is great if you want to handle all of the command-line arguments to a
script, one by one. But, as is often the case, some arguments are
options that have their own arguments. For example, in the command
is an argument to
; the option and its argument need to be processed
together. One good way to handle this is with a combination of
Here's the basic construct:
while [ $# -gt 0 ]
case "$1" in
-a) options="$options $1";;
-f) options="$options $1"
*) files="$files $1";;
The trick is this:
removes an argument from the script's
argument list, shifting all the others over by one (
and so on).
To handle an option with its own argument, do another
- the number of arguments - is greater than zero, and
keeps going until this is no longer true, which only happens when
they have all been used up.
Meanwhile, all the
has to do is to test
desired option strings.
In the simple example shown above, we simply
assume that anything beginning with a minus sign is an option, which
we (presumably) want to pass on to some program that is being invoked
by the script.
So all we do is build up a shell variable that will
eventually contain all of the options.
It would be quite possible to
do anything else instead, perhaps setting other shell variables
or executing commands.
We assume that anything without a minus sign is a file.
case could be written more robustly with a
to be sure the
argument is a file.
Here's an example of a simple script that uses this construct to
pass an option and some files to
and from there to a program
that converts text to PostScript and on to the print spooler:
while [ $# -ne 0 ]
case $1 in
+*) pages="$1" ;;
*) if [ -f "$1" ]; then
echo "$0: file $1 not found" 1>&2
pr $pages $files | psprint | lpr
This approach is perhaps obsolete if you have

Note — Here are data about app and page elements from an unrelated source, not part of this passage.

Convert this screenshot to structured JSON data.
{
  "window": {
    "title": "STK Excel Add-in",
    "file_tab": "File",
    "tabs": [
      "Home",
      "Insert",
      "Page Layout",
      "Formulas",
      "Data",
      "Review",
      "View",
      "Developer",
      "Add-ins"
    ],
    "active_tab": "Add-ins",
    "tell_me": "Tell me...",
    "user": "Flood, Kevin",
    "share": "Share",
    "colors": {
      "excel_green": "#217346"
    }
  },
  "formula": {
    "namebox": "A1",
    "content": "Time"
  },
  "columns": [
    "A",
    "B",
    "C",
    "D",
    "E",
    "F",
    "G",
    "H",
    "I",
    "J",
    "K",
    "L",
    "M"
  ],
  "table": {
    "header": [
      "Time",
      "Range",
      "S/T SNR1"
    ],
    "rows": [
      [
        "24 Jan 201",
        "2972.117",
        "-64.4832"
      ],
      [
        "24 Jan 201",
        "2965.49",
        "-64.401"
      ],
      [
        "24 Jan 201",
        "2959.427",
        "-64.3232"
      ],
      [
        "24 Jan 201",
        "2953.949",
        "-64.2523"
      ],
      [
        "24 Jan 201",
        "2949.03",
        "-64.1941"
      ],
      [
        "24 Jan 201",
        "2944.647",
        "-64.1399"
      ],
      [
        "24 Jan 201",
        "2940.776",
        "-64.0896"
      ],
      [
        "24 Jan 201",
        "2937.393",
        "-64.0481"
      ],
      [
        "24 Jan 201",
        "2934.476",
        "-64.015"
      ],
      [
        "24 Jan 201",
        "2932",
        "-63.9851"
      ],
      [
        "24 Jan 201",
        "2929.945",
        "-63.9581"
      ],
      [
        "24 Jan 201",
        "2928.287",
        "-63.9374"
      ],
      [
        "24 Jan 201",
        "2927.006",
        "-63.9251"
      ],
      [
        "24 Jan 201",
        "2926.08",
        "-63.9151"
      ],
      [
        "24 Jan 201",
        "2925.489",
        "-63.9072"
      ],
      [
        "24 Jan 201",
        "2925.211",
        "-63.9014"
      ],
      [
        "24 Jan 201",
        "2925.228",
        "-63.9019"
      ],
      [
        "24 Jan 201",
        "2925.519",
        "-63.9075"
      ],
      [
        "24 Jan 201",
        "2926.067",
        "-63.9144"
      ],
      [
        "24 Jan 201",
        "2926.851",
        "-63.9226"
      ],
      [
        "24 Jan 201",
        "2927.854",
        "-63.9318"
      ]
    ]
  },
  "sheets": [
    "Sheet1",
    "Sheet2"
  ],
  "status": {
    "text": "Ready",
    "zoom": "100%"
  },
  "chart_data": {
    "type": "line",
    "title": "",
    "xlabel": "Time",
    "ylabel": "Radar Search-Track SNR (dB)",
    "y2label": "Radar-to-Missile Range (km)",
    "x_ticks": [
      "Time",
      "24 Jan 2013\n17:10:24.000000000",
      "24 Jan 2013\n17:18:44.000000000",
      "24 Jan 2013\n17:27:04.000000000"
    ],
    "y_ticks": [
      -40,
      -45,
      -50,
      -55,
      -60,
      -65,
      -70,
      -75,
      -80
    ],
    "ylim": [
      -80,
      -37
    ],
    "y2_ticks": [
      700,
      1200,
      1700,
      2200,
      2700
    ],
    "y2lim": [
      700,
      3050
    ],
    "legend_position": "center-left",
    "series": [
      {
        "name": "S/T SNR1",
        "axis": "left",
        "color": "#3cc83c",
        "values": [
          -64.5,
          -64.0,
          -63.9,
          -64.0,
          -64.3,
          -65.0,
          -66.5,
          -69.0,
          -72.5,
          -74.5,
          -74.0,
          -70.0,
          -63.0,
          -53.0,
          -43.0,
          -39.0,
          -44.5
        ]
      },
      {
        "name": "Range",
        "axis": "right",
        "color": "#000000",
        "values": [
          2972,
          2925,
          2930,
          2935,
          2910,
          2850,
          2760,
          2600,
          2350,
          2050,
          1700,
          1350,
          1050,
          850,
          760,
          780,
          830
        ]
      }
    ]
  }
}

lets you recognize option strings like
as being equivalent to
-a -b -c
but I still find it handy.
[In this example, it's essential.
starts with a plus sign.
don't support those old-style